## Task goal
Could you set down every entry below exactly as it is?

Records from a data collection
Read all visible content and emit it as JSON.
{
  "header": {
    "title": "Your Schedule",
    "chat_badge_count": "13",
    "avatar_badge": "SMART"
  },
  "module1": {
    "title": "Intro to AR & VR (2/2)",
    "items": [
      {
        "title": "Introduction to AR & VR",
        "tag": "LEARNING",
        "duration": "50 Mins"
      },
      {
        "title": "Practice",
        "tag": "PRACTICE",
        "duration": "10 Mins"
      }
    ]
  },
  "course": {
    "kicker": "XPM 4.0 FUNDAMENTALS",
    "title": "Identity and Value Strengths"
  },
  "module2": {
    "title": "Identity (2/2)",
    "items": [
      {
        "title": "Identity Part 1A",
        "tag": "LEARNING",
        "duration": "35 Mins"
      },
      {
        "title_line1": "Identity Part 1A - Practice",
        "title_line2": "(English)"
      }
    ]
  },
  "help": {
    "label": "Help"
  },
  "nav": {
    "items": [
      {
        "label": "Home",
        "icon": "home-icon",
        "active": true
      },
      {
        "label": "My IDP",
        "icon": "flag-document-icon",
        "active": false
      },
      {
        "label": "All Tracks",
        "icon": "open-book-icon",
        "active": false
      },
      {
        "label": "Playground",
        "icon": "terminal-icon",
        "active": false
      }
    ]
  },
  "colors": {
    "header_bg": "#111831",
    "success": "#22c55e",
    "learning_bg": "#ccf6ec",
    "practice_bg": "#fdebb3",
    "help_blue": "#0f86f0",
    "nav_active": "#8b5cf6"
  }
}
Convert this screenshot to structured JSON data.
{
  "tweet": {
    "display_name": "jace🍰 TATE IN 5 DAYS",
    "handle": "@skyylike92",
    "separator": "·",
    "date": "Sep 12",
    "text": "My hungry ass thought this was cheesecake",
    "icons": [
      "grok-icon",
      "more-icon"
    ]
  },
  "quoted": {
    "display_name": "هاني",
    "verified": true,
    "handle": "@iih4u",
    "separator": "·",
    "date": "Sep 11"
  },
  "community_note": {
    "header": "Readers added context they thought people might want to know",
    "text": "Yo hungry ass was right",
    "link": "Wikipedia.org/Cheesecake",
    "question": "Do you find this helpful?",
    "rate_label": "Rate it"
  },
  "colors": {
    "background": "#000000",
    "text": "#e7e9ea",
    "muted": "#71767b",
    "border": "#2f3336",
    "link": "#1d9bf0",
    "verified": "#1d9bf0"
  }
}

## Written response
Read all visible content and emit it as JSON.
{
  "header": {
    "title": "Your Schedule",
    "chat_badge_count": "13",
    "avatar_badge": "SMART"
  },
  "module1": {
    "title": "Intro to AR & VR (2/2)",
    "items": [
      {
        "title": "Introduction to AR & VR",
        "tag": "LEARNING",
        "duration": "50 Mins"
      },
      {
        "title": "Practice",
        "tag": "PRACTICE",
        "duration": "10 Mins"
      }
    ]
  },
  "course": {
    "kicker": "XPM 4.0 FUNDAMENTALS",
    "title": "Identity and Value Strengths"
  },
  "module2": {
    "title": "Identity (2/2)",
    "items": [
      {
        "title": "Identity Part 1A",
        "tag": "LEARNING",
        "duration": "35 Mins"
      },
      {
        "title_line1": "Identity Part 1A - Practice",
        "title_line2": "(English)"
      }
    ]
  },
  "help": {
    "label": "Help"
  },
  "nav": {
    "items": [
      {
        "label": "Home",
        "icon": "home-icon",
        "active": true
      },
      {
        "label": "My IDP",
        "icon": "flag-document-icon",
        "active": false
      },
      {
        "label": "All Tracks",
        "icon": "open-book-icon",
        "active": false
      },
      {
        "label": "Playground",
        "icon": "terminal-icon",
        "active": false
      }
    ]
  },
  "colors": {
    "header_bg": "#111831",
    "success": "#22c55e",
    "learning_bg": "#ccf6ec",
    "practice_bg": "#fdebb3",
    "help_blue": "#0f86f0",
    "nav_active": "#8b5cf6"
  }
}
Convert this screenshot to structured JSON data.
{
  "tweet": {
    "display_name": "jace🍰 TATE IN 5 DAYS",
    "handle": "@skyylike92",
    "separator": "·",
    "date": "Sep 12",
    "text": "My hungry ass thought this was cheesecake",
    "icons": [
      "grok-icon",
      "more-icon"
    ]
  },
  "quoted": {
    "display_name": "هاني",
    "verified": true,
    "handle": "@iih4u",
    "separator": "·",
    "date": "Sep 11"
  },
  "community_note": {
    "header": "Readers added context they thought people might want to know",
    "text": "Yo hungry ass was right",
    "link": "Wikipedia.org/Cheesecake",
    "question": "Do you find this helpful?",
    "rate_label": "Rate it"
  },
  "colors": {
    "background": "#000000",
    "text": "#e7e9ea",
    "muted": "#71767b",
    "border": "#2f3336",
    "link": "#1d9bf0",
    "verified": "#1d9bf0"
  }
}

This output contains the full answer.